He graduated Harvard University in 1944 with a BS degree in Engineering and Joined the Perkin–Elmer Corporation in Norwalk, Connecticut, that same year. Mr. Wilks helped create Perkin–Elmer's analytical instrument division and the development and introduction of their first infrared (IR) spectrophotometer. After several years, he left Perkin–Elmer to start his own IR sampling handling equipment company - Connecticut Instrument Company - which he later sold to Barnes Engineering. Since that first company, he has founded 4 additional companies - all specializing in instruments and accessories based on IR spectroscopy. Until his death, Mr. Wilks played an active role in managing his latest two companies - Wilks Enterprise, Inc., founded in 1995 and located in S. Norwalk, Connecticut, and specializing in analyzers for such applications as determining oil/grease in water and biofuels measurements, and his latest business venture - Wilks QC, Inc., founded in 2006 and located in Bradenton, Florida, which has developed an instrument for the soft drink industry to measure Brix and Carbon Dioxide.

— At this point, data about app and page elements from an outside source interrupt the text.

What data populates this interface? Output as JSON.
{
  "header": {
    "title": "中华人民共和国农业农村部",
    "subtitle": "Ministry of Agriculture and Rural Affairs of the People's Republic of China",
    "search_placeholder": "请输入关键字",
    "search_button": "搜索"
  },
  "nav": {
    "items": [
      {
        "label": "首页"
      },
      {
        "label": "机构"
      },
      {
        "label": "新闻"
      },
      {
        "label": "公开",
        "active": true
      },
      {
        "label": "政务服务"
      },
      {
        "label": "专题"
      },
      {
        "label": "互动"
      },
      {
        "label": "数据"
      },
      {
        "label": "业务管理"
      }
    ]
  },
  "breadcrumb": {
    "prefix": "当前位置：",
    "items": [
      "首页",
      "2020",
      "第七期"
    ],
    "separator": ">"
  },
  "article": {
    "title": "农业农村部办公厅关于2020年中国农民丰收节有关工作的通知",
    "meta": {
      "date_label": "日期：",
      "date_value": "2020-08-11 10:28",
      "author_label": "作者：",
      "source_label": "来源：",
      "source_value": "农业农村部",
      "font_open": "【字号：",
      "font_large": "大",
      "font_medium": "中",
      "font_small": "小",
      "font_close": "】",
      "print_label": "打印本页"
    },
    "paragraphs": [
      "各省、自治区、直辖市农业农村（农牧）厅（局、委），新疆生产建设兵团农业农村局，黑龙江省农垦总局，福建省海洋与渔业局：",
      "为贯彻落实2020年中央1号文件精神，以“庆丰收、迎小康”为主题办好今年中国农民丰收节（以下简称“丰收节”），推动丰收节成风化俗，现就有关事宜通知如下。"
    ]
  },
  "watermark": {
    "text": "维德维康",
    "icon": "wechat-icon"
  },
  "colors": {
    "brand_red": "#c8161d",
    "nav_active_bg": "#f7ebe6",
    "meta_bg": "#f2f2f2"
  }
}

Over a career spanning more than six decades, Mr. Wilks introduced many innovative products to the IR analysis marketplace. He held numerous patents on IR instrumentation and sample handling techniques and published a long list of articles and technical papers on IR technology. Mr. Wilks served on the advisory board of Spectroscopy magazine, and he was the recipient of many awards for his contributions to the field of IR spectroscopy, including the Williams–Wright Award from The Coblentz Society, of which he was a founding member; the 2004 Pittcon Heritage Award from the Chemical Heritage Foundation, and the Gold Metal Award from the NY Section of the Society of Applied Spectroscopy.